In the entries below, how many lines contain the word "Morbnc"? State the number and nothing more.
STUDY MATERIAL START
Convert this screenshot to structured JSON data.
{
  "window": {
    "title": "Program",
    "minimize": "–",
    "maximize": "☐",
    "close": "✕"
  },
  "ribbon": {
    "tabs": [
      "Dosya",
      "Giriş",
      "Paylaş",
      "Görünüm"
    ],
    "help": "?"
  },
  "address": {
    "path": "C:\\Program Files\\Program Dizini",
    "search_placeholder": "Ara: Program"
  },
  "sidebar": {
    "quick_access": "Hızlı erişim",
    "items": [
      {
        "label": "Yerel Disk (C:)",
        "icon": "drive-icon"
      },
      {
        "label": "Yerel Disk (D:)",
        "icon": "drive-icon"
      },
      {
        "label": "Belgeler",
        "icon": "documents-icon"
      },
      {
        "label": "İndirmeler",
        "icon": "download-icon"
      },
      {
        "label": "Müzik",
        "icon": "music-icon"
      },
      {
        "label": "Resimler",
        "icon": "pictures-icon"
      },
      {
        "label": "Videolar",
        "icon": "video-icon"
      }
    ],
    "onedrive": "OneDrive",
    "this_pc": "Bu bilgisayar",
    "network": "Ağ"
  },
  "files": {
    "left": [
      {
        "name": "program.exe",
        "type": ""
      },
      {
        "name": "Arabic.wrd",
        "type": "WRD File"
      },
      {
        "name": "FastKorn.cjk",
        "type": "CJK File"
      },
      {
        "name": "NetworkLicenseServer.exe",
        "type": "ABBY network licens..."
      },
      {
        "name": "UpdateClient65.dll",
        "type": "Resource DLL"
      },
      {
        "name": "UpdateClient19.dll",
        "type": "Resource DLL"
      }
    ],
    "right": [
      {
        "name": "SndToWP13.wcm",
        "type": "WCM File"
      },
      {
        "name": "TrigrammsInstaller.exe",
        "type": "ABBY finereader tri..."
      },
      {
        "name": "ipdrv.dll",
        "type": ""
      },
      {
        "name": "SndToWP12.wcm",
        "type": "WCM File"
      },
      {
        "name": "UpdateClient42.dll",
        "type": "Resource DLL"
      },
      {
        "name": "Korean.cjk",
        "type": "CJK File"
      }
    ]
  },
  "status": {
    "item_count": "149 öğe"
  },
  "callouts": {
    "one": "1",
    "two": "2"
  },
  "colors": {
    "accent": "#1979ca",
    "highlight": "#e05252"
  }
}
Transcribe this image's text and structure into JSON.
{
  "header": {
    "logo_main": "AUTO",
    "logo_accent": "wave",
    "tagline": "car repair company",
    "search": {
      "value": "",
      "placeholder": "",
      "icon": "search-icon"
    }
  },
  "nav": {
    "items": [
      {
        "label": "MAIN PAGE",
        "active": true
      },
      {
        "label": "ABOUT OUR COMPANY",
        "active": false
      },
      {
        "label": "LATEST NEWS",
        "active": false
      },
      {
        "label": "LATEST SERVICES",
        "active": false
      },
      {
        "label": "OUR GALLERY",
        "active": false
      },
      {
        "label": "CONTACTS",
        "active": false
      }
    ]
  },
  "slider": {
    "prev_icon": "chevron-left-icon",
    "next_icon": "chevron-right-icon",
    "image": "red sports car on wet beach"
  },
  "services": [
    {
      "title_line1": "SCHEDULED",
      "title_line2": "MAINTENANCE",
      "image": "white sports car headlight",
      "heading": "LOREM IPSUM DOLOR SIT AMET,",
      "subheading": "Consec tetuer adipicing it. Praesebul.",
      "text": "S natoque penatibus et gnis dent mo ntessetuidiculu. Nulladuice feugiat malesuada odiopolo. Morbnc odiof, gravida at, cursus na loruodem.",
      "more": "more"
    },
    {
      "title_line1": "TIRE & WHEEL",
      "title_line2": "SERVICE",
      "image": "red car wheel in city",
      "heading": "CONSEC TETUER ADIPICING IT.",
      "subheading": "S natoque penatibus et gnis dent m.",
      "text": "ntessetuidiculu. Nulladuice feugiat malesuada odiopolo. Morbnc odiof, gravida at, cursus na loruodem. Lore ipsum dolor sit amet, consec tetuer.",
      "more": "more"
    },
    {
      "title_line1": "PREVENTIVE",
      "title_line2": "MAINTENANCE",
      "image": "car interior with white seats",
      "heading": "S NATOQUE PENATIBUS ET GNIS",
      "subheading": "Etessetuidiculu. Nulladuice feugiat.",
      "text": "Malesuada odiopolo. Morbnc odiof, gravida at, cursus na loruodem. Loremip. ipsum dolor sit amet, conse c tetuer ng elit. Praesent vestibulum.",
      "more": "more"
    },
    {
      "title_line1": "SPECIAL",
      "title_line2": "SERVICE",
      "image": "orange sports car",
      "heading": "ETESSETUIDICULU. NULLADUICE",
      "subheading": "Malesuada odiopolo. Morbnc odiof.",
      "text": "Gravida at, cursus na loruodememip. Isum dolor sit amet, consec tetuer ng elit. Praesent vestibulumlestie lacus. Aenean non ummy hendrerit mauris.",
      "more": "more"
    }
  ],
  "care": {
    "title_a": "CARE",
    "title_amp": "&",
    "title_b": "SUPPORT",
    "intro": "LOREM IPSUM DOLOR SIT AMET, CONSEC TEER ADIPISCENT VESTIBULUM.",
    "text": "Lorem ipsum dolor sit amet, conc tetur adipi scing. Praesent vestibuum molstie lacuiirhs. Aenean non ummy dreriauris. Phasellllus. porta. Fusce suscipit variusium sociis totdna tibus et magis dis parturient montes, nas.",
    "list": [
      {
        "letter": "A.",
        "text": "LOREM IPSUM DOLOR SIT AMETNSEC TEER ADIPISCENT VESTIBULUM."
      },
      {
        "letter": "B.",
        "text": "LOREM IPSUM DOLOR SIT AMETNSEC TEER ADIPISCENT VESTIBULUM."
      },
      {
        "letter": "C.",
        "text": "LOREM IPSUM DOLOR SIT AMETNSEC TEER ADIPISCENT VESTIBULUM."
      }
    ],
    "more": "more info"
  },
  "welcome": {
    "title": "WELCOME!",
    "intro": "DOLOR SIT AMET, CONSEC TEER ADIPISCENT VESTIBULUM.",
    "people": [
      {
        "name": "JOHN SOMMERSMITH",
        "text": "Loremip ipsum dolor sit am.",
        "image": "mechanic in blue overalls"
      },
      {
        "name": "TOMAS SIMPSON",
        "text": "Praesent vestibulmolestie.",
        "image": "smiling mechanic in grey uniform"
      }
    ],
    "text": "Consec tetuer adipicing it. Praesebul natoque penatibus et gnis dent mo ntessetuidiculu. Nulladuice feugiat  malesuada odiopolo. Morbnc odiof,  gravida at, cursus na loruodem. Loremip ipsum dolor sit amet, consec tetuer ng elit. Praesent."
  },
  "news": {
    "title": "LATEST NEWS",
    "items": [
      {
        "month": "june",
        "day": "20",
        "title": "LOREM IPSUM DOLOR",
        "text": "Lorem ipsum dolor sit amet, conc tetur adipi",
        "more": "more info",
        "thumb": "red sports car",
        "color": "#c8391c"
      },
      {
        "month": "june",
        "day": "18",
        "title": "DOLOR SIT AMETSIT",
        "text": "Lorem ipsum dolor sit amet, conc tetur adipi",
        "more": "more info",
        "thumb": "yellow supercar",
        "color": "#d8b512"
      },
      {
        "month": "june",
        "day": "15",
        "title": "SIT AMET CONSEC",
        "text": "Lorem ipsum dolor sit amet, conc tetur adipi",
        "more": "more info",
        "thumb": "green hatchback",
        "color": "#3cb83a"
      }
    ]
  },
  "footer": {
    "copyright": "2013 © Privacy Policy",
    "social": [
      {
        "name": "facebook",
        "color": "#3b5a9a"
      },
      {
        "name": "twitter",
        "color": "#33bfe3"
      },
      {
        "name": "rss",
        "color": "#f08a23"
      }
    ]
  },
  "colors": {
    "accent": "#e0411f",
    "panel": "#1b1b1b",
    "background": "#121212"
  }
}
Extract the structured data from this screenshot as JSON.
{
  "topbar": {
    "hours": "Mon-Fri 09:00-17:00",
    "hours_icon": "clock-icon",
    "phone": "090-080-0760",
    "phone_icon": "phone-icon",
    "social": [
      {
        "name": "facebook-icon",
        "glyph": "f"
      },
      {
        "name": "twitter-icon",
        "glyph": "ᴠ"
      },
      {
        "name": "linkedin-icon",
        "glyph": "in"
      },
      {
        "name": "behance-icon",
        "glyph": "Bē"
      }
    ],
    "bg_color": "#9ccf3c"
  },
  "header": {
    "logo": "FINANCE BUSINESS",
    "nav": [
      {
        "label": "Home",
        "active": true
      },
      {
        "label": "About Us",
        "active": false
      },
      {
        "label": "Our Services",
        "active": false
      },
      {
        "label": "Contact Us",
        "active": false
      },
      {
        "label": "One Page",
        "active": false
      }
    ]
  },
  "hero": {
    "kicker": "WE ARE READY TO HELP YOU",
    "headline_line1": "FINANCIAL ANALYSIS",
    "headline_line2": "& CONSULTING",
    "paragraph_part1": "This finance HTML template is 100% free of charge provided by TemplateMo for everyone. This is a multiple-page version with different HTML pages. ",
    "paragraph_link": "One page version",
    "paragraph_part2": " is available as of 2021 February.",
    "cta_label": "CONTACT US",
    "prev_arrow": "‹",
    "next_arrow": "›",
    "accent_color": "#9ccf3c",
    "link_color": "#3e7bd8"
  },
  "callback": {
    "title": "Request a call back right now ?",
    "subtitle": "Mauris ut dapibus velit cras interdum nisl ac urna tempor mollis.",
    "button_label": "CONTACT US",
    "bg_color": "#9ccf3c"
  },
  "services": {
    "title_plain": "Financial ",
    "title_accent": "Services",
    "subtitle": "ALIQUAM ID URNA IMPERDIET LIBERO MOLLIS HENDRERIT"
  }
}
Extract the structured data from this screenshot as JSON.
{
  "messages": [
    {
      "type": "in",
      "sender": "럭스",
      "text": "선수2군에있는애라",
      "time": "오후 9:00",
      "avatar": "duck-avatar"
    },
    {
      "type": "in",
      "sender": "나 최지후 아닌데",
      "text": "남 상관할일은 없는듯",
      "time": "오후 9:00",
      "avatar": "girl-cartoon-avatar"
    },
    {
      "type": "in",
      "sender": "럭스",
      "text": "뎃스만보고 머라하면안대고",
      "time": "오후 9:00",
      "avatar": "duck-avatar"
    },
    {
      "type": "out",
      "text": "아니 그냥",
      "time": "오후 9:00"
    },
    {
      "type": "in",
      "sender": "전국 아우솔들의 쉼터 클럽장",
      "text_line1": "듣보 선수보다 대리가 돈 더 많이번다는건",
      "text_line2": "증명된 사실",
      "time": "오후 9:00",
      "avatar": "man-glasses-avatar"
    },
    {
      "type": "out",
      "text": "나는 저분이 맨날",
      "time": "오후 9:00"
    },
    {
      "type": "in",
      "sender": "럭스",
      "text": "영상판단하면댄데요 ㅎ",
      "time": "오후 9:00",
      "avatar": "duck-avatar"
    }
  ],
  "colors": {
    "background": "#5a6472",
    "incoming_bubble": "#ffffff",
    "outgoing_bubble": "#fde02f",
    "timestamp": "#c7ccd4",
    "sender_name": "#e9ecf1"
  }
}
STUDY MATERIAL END
COMPLETED TASK »
5